Find every line below where the string "JSON" shows up, and copy those lines.
▬▬▬
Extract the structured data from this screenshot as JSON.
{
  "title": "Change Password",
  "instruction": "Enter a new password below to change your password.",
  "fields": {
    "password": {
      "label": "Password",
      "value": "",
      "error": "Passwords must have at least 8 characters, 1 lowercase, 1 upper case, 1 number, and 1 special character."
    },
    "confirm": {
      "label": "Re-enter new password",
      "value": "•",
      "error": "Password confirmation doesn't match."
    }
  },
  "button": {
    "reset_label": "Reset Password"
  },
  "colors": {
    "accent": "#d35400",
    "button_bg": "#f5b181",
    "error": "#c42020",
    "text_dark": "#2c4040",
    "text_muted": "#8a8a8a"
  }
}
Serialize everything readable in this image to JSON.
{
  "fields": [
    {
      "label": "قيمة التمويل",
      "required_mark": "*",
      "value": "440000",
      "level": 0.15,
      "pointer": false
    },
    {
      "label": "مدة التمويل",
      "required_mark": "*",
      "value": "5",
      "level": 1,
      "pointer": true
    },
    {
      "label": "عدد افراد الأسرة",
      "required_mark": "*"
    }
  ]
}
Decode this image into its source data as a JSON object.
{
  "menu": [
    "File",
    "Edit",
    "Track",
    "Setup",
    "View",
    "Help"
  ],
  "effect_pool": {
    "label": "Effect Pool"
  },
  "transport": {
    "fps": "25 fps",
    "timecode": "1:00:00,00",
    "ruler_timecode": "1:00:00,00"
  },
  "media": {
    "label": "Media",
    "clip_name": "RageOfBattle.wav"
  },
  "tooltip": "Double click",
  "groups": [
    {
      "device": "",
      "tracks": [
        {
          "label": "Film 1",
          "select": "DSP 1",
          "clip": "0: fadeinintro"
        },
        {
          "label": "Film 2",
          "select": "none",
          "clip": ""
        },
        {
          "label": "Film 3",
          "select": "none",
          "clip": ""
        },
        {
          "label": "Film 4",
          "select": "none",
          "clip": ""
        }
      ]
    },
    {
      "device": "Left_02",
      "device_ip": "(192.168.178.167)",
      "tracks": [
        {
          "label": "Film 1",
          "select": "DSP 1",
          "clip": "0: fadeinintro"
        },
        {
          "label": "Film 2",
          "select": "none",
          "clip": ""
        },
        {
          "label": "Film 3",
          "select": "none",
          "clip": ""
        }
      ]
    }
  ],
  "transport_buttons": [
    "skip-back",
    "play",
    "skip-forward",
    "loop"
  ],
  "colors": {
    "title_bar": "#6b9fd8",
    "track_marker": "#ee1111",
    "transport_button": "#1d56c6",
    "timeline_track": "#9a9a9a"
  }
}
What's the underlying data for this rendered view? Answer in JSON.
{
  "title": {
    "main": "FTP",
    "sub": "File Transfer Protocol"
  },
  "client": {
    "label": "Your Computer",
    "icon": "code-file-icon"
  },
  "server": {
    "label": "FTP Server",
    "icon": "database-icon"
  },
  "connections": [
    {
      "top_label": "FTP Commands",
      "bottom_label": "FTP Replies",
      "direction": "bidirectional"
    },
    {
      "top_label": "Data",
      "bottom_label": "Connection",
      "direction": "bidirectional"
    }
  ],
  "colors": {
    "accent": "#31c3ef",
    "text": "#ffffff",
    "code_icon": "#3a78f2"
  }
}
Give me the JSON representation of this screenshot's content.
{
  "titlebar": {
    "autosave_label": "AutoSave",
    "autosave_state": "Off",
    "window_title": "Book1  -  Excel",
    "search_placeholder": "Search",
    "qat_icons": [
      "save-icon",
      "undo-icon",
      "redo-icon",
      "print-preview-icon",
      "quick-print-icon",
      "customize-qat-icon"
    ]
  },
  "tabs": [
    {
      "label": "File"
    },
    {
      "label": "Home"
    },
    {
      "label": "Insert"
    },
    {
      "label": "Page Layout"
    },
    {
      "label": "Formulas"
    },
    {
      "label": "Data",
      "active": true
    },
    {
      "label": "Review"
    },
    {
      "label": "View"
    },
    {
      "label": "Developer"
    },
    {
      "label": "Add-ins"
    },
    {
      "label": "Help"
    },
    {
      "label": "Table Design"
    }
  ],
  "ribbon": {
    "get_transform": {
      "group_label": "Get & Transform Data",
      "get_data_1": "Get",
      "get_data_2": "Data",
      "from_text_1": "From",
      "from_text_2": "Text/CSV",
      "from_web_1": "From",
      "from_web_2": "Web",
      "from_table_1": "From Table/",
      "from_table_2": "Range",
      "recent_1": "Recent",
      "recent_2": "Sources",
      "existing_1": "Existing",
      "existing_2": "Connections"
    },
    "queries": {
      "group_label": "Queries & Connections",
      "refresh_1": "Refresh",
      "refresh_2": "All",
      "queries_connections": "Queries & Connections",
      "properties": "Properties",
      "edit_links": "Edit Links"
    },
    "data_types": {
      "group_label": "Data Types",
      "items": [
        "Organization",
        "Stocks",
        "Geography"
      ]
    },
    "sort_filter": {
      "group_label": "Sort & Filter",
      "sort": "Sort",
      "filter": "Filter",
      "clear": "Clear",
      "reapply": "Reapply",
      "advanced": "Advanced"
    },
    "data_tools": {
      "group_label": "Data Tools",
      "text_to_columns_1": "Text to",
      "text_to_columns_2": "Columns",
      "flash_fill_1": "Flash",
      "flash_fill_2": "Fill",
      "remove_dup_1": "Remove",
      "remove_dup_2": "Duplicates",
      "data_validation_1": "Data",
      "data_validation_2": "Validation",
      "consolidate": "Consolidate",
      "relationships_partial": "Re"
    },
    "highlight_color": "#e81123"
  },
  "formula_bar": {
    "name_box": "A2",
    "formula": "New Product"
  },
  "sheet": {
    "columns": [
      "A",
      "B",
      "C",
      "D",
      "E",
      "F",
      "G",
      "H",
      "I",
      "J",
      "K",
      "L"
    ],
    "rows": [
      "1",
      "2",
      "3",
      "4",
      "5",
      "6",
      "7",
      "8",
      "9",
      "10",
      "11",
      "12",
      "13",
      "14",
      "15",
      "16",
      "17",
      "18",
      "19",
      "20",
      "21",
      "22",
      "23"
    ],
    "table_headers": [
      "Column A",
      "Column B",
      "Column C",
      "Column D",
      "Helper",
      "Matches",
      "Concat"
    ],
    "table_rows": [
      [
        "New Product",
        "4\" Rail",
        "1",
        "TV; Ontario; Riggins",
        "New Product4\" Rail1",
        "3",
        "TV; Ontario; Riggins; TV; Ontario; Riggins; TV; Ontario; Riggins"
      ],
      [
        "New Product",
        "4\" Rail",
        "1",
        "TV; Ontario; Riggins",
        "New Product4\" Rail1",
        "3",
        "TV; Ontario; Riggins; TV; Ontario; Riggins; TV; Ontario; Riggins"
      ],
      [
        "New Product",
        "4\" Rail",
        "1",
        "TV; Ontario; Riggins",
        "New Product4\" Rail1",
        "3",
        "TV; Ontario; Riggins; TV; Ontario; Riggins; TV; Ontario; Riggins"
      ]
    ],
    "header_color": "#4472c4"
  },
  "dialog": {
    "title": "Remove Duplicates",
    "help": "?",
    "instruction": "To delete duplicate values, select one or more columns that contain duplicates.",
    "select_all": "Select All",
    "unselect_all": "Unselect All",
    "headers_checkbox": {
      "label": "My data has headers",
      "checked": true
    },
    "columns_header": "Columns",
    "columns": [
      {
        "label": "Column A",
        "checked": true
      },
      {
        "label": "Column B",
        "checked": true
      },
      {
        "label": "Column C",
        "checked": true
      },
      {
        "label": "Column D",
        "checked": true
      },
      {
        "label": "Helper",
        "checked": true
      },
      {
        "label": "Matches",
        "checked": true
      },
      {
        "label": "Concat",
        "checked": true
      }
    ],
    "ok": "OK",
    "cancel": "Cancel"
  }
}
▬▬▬
- _Your solution_
Extract the structured data from this screenshot as JSON.
Serialize everything readable in this image to JSON.
Decode this image into its source data as a JSON object.
What's the underlying data for this rendered view? Answer in JSON.
Give me the JSON representation of this screenshot's content.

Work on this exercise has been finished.